I’m reading an intriguing post on Hackaday, where a contributor has provided a design for a 3D printer emissions sensor.

3D printers do indeed emit some nasty materials. When materials are heated they tend to emit nanoparticles that, due to their low weight, become airborne in the printer’s vicinity. Worse, however, are the emissions of volatile organic compounds, or “VOCs”. These are chemicals that could be toxic, carcinogenic or harmless. The problem is that once emitted, these could be inhaled and cause health troubles later on.

3D Print Emissions

Sometimes this is noticeable as certain materials present odors when used. Resins in particular can evaporate and place a myriad of substances in the nearby air. But just because you cannot smell anything doesn’t mean there are no VOCs.

The standard advice is that any 3D printer setup should include a method of ventilation, where the VOCs and nanoparticles are simply blown outside. In cases where there are no possibilities for venting, a standalone filter unit should be used. These units include powerful filtration elements that catch virtually all of the nanoparticles and VOCs.

Homebuilt 3D Print VOC Sensor

Now I see how Hackaday contributor Gary Peng has provided an easy-to-build design for a VOC sensor. The idea is to place the sensor near or on an operating 3D printer, where it will quietly monitor VOCs and alert the operator when VOCs exceed tolerance levels.

Peng has designed the unit to employ three alert levels — green, yellow and red — based on an average of parts per billion recommendations from various health agencies. When the sensor turns yellow, it provides an alert to a smartphone app and it’s recommended that you “open a window for ventilation”. If it turns red, meaning the tolerances have been exceeded, Peng says the user should “leave the area”.

The device can be built at relatively low cost and it seems fairly straightforward to do.

Using A 3D Print Emissions Sensor

But does this mean you should?

I’m all for getting more information about, well, everything, but there has to be a point. Information is not useful unless action can be taken based on that information.

In this case, an installation of this sensor or any similar system would be of limited use. The only actions that could be taken would be either: provide ventilation or filtration, or stop 3D printing.

This is why we simply suggest providing ventilation. You’re going to do it anyway, unless you would be willing to receive a “red” level alert and continue 3D printing.

Comments on the Hackaday post also point out that VOCs are not always harmful. You’ll easily get a super high reading if you evaporate any alcohol into the air, and that happens all the time in many places. There are other VOCs that are extremely toxic even in small amounts that might not be detected by this particular sensor. Finally, the sensor is not able to detect all VOCs, but instead only a reasonable set of VOC types. What if there is a VOC outside of its detection range? Green alert level.

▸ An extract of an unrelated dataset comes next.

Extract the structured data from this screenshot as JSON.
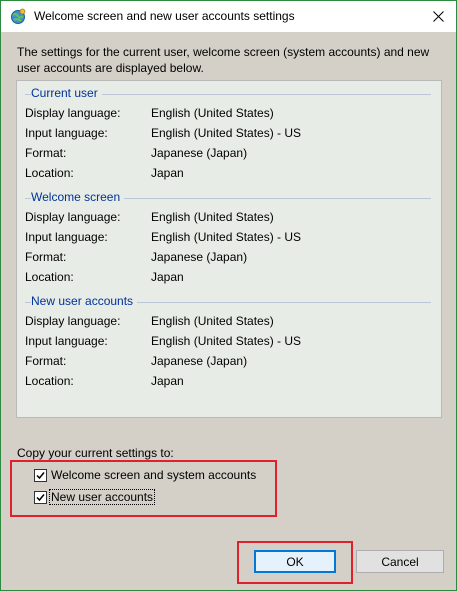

I’m sure many people are curious about whether VOCs are present in their 3D printing setup, but in truth there is little value in that information. Just ventilate and take common sense precautions.

Via Hackaday

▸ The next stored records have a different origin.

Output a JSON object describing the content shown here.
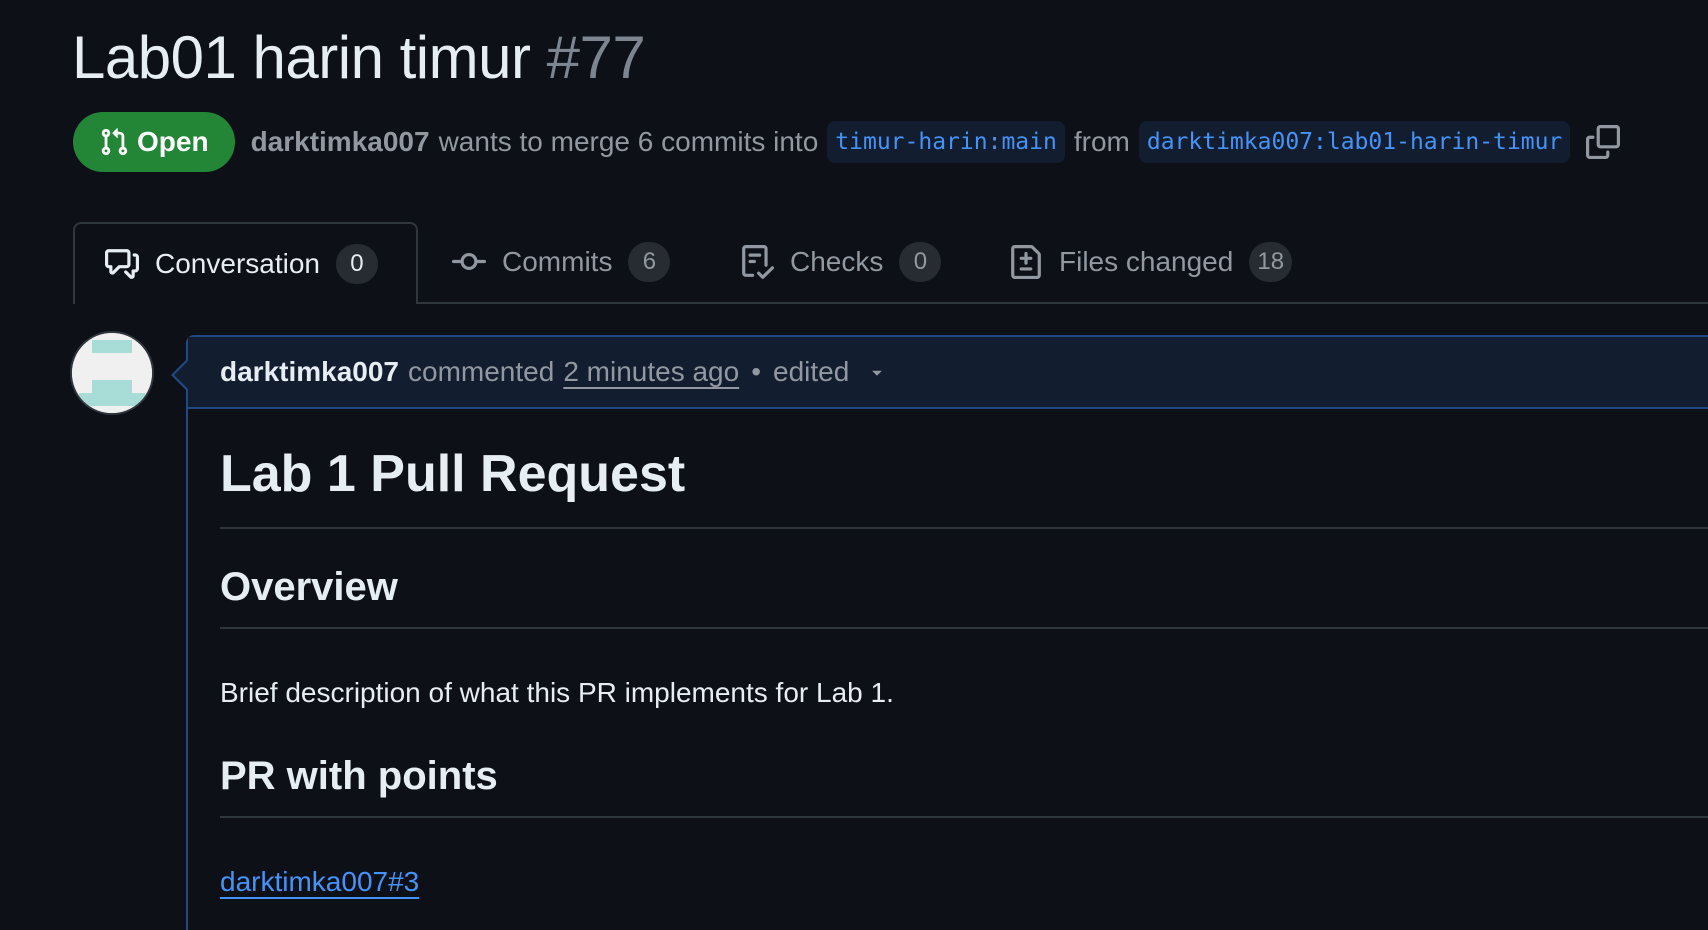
{
  "pr": {
    "title": "Lab01 harin timur",
    "number": "#77",
    "state": "Open",
    "author": "darktimka007",
    "merge_text": "wants to merge 6 commits into",
    "base_branch": "timur-harin:main",
    "from_text": "from",
    "head_branch": "darktimka007:lab01-harin-timur"
  },
  "tabs": [
    {
      "label": "Conversation",
      "count": "0",
      "icon": "comment-discussion-icon"
    },
    {
      "label": "Commits",
      "count": "6",
      "icon": "git-commit-icon"
    },
    {
      "label": "Checks",
      "count": "0",
      "icon": "checklist-icon"
    },
    {
      "label": "Files changed",
      "count": "18",
      "icon": "file-diff-icon"
    }
  ],
  "comment": {
    "author": "darktimka007",
    "action": "commented",
    "time": "2 minutes ago",
    "separator": "•",
    "edited": "edited",
    "body": {
      "h1": "Lab 1 Pull Request",
      "h2_overview": "Overview",
      "overview_text": "Brief description of what this PR implements for Lab 1.",
      "h2_points": "PR with points",
      "points_link": "darktimka007#3"
    }
  },
  "colors": {
    "background": "#0d1117",
    "open_badge": "#238636",
    "link": "#4493f8",
    "comment_border": "#1f4a85"
  }
}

By Kerry Stevenson

Kerry Stevenson, aka "General Fabb" has written over 8,000 stories on 3D printing at Fabbaloo since he launched the venture in 2007, with an intention to promote and grow the incredible technology of 3D printing across the world. So far, it seems to be working!